**TASK:** Check each line of the records below and collect those that include the word "highlight".

Start of Block

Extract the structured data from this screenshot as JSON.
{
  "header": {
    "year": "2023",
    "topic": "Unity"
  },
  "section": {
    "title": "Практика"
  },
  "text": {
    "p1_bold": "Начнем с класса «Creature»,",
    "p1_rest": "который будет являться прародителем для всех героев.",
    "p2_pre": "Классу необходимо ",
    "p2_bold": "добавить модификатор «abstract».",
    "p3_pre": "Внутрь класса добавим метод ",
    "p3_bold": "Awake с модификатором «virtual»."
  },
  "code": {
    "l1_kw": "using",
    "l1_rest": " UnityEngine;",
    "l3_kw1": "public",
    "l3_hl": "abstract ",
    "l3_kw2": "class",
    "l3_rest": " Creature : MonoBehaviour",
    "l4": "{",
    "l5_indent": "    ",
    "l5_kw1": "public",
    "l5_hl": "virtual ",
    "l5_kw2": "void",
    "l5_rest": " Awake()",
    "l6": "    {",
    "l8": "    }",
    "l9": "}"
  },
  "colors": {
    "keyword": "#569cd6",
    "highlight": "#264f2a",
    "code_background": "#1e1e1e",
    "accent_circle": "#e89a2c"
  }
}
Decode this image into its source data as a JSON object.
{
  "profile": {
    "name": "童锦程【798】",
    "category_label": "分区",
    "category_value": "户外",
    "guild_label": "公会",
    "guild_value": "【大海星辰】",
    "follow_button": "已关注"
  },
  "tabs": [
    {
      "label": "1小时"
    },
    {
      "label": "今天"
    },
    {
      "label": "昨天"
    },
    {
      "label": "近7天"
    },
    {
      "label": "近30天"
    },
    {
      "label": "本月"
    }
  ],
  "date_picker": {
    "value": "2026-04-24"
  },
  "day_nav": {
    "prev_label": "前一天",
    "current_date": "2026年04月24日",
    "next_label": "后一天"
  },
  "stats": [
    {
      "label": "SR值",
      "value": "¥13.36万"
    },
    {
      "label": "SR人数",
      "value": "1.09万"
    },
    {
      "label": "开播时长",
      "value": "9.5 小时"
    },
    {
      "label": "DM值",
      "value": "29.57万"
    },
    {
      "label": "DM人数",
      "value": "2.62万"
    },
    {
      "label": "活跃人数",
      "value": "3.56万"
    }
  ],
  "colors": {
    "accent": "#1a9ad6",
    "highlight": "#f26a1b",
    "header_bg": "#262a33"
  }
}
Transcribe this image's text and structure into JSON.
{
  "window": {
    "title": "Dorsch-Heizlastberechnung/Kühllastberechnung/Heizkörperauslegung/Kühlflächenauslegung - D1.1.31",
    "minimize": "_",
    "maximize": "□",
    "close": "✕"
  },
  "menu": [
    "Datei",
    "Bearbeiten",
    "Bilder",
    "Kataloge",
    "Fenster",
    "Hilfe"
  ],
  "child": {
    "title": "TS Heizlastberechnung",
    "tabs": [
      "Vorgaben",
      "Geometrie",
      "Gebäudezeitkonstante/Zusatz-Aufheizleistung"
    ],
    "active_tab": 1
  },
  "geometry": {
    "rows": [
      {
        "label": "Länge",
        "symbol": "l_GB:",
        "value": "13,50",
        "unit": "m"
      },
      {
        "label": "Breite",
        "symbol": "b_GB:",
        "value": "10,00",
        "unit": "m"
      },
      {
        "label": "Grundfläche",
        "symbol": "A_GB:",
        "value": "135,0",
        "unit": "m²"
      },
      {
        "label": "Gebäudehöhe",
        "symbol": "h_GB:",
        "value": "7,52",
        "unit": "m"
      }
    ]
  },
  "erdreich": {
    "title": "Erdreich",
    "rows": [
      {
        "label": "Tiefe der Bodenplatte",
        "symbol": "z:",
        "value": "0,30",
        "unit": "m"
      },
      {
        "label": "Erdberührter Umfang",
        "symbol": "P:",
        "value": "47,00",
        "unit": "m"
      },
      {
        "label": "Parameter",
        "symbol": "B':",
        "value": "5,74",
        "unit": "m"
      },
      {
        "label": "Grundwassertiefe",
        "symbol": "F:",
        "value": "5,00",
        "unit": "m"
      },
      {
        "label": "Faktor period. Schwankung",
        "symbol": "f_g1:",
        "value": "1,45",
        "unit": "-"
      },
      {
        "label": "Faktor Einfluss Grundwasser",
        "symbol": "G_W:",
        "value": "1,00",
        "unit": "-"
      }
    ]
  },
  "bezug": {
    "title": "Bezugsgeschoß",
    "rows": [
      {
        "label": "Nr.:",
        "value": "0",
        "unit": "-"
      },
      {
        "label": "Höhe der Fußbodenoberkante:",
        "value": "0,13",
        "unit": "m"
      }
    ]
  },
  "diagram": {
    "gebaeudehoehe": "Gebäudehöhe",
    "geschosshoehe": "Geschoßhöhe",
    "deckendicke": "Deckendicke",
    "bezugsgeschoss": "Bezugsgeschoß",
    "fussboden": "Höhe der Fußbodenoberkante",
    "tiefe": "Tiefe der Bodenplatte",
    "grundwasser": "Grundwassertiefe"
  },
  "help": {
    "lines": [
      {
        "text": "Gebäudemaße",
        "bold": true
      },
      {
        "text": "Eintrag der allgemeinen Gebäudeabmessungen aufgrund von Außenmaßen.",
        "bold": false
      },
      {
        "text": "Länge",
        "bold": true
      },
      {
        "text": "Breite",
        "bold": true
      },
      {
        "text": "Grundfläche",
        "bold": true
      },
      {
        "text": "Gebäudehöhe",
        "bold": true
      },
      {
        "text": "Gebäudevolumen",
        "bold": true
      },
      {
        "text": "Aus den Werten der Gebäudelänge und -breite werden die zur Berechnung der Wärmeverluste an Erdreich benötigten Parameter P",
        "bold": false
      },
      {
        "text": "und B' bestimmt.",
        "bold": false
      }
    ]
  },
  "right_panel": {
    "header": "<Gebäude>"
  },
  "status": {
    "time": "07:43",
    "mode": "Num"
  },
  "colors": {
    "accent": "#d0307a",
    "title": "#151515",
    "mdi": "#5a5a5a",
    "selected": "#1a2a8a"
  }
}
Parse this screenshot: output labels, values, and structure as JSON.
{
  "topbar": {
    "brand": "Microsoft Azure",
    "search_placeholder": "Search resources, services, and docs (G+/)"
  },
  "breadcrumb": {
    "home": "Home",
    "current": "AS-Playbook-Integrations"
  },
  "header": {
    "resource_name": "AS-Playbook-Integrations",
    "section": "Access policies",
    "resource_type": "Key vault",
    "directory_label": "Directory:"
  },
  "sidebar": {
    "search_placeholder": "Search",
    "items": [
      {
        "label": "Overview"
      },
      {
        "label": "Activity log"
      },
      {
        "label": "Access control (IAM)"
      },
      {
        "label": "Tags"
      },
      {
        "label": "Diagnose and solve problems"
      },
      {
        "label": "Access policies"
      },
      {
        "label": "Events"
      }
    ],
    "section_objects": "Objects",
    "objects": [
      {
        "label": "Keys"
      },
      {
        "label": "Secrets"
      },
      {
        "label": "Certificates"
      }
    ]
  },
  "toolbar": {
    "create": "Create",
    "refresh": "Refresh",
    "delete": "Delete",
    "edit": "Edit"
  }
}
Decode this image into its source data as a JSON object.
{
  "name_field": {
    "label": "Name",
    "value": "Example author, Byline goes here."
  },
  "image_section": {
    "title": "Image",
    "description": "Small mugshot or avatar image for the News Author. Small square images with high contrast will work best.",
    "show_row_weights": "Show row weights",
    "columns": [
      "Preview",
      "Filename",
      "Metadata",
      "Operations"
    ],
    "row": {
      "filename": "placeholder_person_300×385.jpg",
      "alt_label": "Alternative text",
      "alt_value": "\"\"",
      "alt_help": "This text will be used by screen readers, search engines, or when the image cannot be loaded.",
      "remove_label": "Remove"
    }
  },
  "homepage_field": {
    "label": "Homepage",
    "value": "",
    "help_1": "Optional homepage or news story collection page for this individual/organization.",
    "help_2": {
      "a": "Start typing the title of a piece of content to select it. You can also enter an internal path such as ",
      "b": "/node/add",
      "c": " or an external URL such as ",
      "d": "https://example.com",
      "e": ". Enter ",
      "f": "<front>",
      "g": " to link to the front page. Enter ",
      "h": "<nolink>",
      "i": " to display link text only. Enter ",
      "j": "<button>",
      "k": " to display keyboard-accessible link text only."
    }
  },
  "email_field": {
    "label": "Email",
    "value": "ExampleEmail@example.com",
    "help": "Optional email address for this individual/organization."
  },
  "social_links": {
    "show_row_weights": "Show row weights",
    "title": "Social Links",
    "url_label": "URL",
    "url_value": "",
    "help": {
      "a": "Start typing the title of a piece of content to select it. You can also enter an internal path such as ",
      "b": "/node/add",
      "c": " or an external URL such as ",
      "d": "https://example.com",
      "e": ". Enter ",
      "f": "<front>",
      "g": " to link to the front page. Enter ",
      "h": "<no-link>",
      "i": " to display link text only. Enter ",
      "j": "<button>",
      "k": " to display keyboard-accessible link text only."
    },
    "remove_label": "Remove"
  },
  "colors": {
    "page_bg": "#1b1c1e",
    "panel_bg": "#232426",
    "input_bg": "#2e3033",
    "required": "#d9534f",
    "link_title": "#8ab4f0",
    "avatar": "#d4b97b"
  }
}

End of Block

**RESPONSE TO THIS TASK:**
    "highlight": "#264f2a",
    "highlight": "#f26a1b",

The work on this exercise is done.